« Reply #8 on: June 23, 2010, 04:00:12 PM »
I suggest the Dummies Guide to Law School or something like that.
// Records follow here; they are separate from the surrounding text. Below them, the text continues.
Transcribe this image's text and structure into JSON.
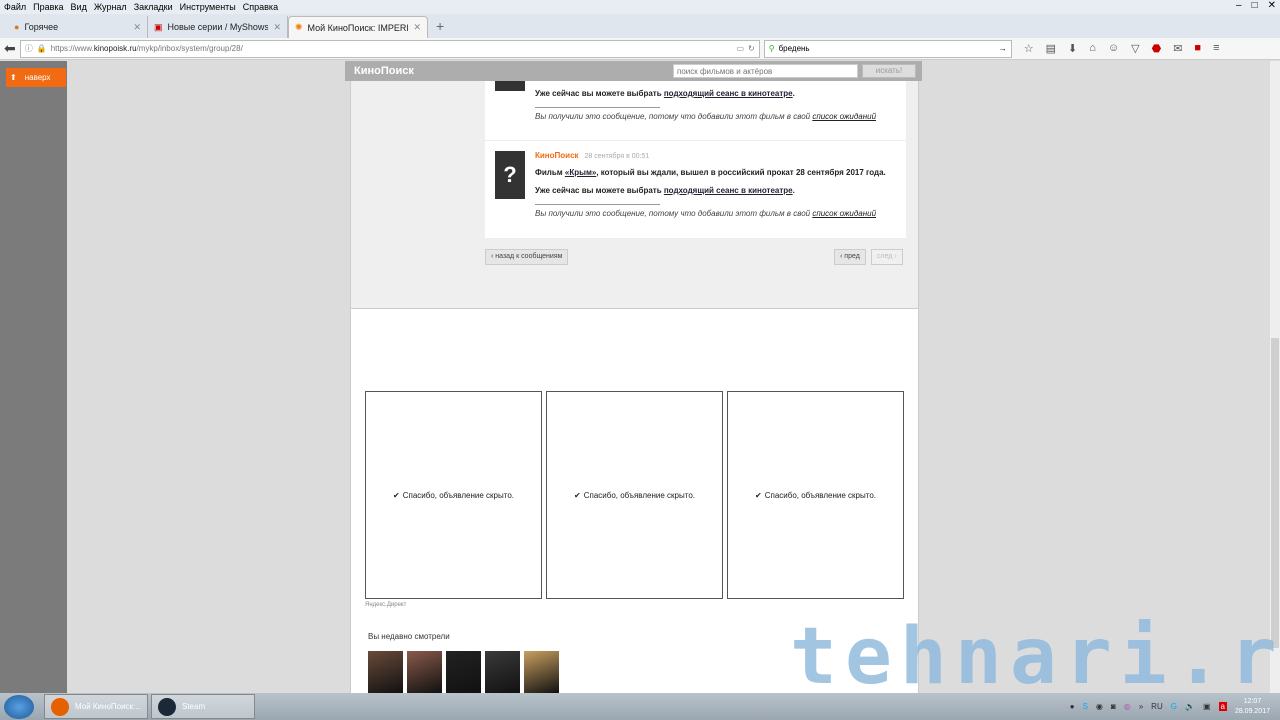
{
  "menu": [
    "Файл",
    "Правка",
    "Вид",
    "Журнал",
    "Закладки",
    "Инструменты",
    "Справка"
  ],
  "tabs": [
    {
      "title": "Горячее"
    },
    {
      "title": "Новые серии / MyShows..."
    },
    {
      "title": "Мой КиноПоиск: IMPERIA..."
    }
  ],
  "url": {
    "prefix": "https://www.",
    "domain": "kinopoisk.ru",
    "path": "/mykp/inbox/system/group/28/"
  },
  "search": {
    "value": "бредень"
  },
  "sidebar": {
    "up_label": "наверх"
  },
  "site": {
    "logo": "КиноПоиск",
    "search_placeholder": "поиск фильмов и актёров",
    "search_button": "искать!"
  },
  "messages": [
    {
      "line2_prefix": "Уже сейчас вы можете выбрать ",
      "line2_link": "подходящий сеанс в кинотеатре",
      "note_prefix": "Вы получили это сообщение, потому что добавили этот фильм в свой ",
      "note_link": "список ожиданий"
    },
    {
      "avatar": "?",
      "from": "КиноПоиск",
      "date": "28 сентября в 00:51",
      "line1_prefix": "Фильм ",
      "line1_link": "«Крым»",
      "line1_suffix": ", который вы ждали, вышел в российский прокат 28 сентября 2017 года.",
      "line2_prefix": "Уже сейчас вы можете выбрать ",
      "line2_link": "подходящий сеанс в кинотеатре",
      "note_prefix": "Вы получили это сообщение, потому что добавили этот фильм в свой ",
      "note_link": "список ожиданий"
    }
  ],
  "pager": {
    "back": "‹ назад к сообщениям",
    "prev": "‹ пред",
    "next": "след ›"
  },
  "ads": {
    "hidden_text": "Спасибо, объявление скрыто.",
    "label": "Яндекс.Директ"
  },
  "recent": {
    "title": "Вы недавно смотрели",
    "posters": [
      "#6a4a3a",
      "#8a5a4a",
      "#222222",
      "#3a3a3a",
      "#c9a060"
    ]
  },
  "watermark": "tehnari.ru",
  "taskbar": {
    "tasks": [
      "Мой КиноПоиск:...",
      "Steam"
    ],
    "lang": "RU",
    "time": "12:07",
    "date": "28.09.2017"
  }
}
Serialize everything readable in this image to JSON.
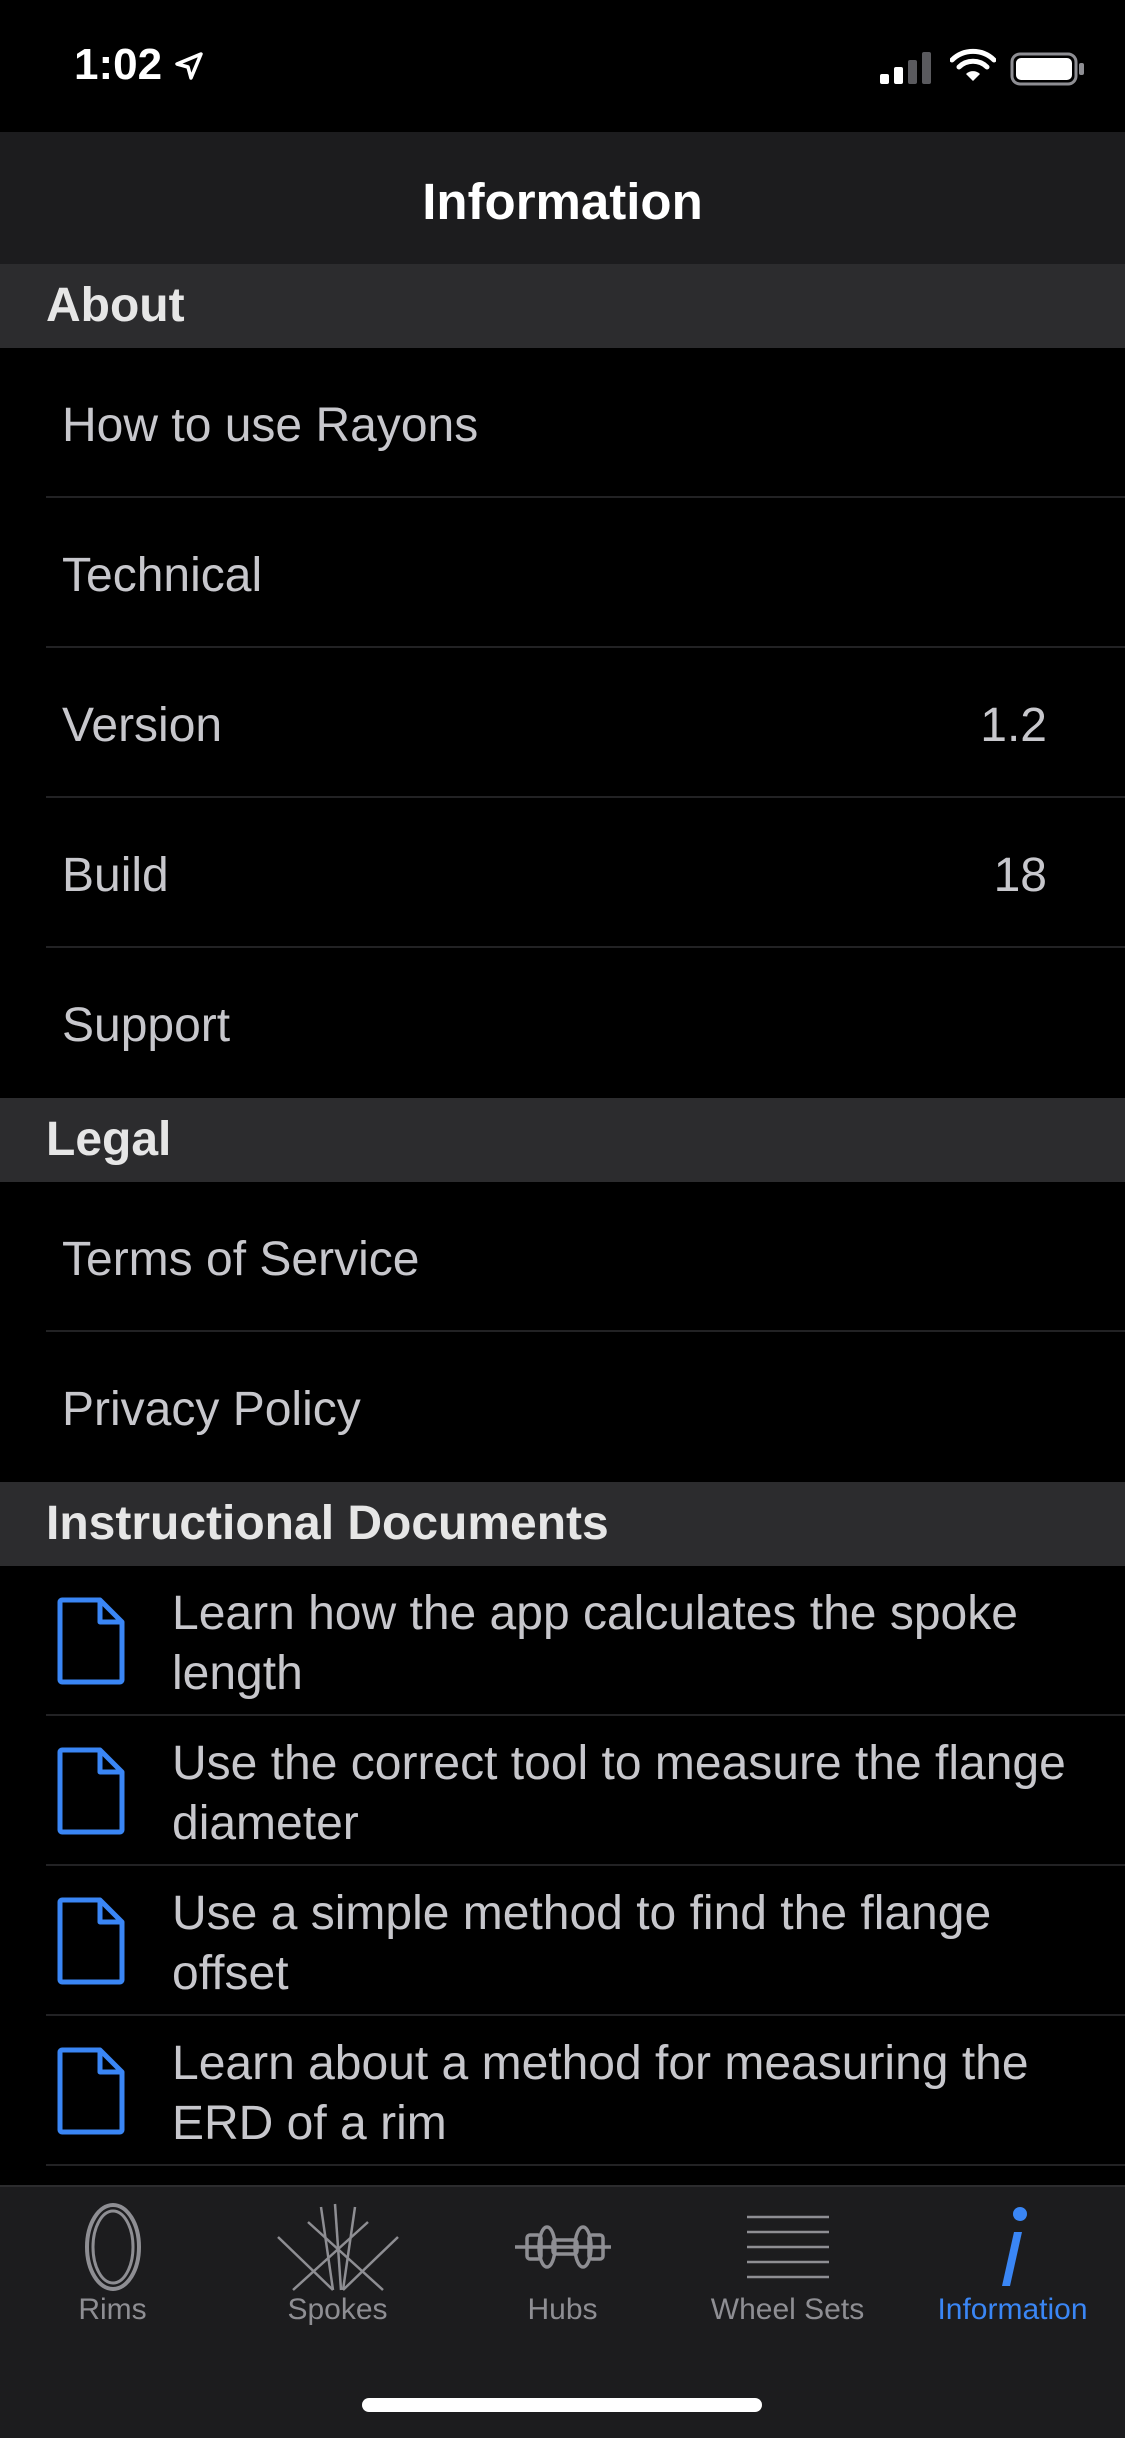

Yes, I'm serious.  It will give you a sense of law school lore, such as: "the curve," whether to try out for law review or moot court, how many hours you should study per day, whether you should form a study group, briefing cases, the Socratic Method, etc.

I also suggest a book entitled "Mastering the Law School Exam" by Suzanne Darrow-Kleinhaus -- because law school ultimately judges you on your ability to efficiently and effectively write down whatever your professors want to read on your (3-4 hour) exams.


There can be two groups for whom guides are helpful:

First are those who have no prior knowledge of the law.  Those, for example, whose families include no father, mother, aunts or uncles, or anyone else with a lawyer, and who didn't have a top-notch prelaw advisor who gave a real picture of law school and useful advice for success therein. 

This group should read (or at least scan) a wide sampling of books about law school.  Your library has most.  I state that, because I wrote such a book I am biased; I wouldn't have taken the time to write it if I felt all those books out there did the right job.  But, as to this first group, these books will all give the general flavor of law school: stress, classes, curve, etc.

Second are those who intend to do very well.  Sure, this includes most of us, but there's a very real difference in law school, and that is that there IS a curve, and just about everyone in your law school class, will, by the very nature of our admissions process, be just as smart as you.  Therefore, it is crucial to go (far) beyone the picture painted for the first group above.  Again I'm self-interested, but I will state that I was floored at what I considered to be abysmally bad advice, in ways that are crucial to performing very well, meaning to score at or near the top of one's law school class, thus qualifying for a big law job.  (Not necessarily that that is your goal, but it's darned nice to have that option.) 

So, in addition to reading widely, be circumspect about what you read from any of these books.  Ask whether that advice applies to you, and whether your own preconceptions fit within that advice.  Most especially, challenge those preconceptions:  You will read many times that "law school is different."  If that is true (and it is), how should your preconceptions change?

Thane.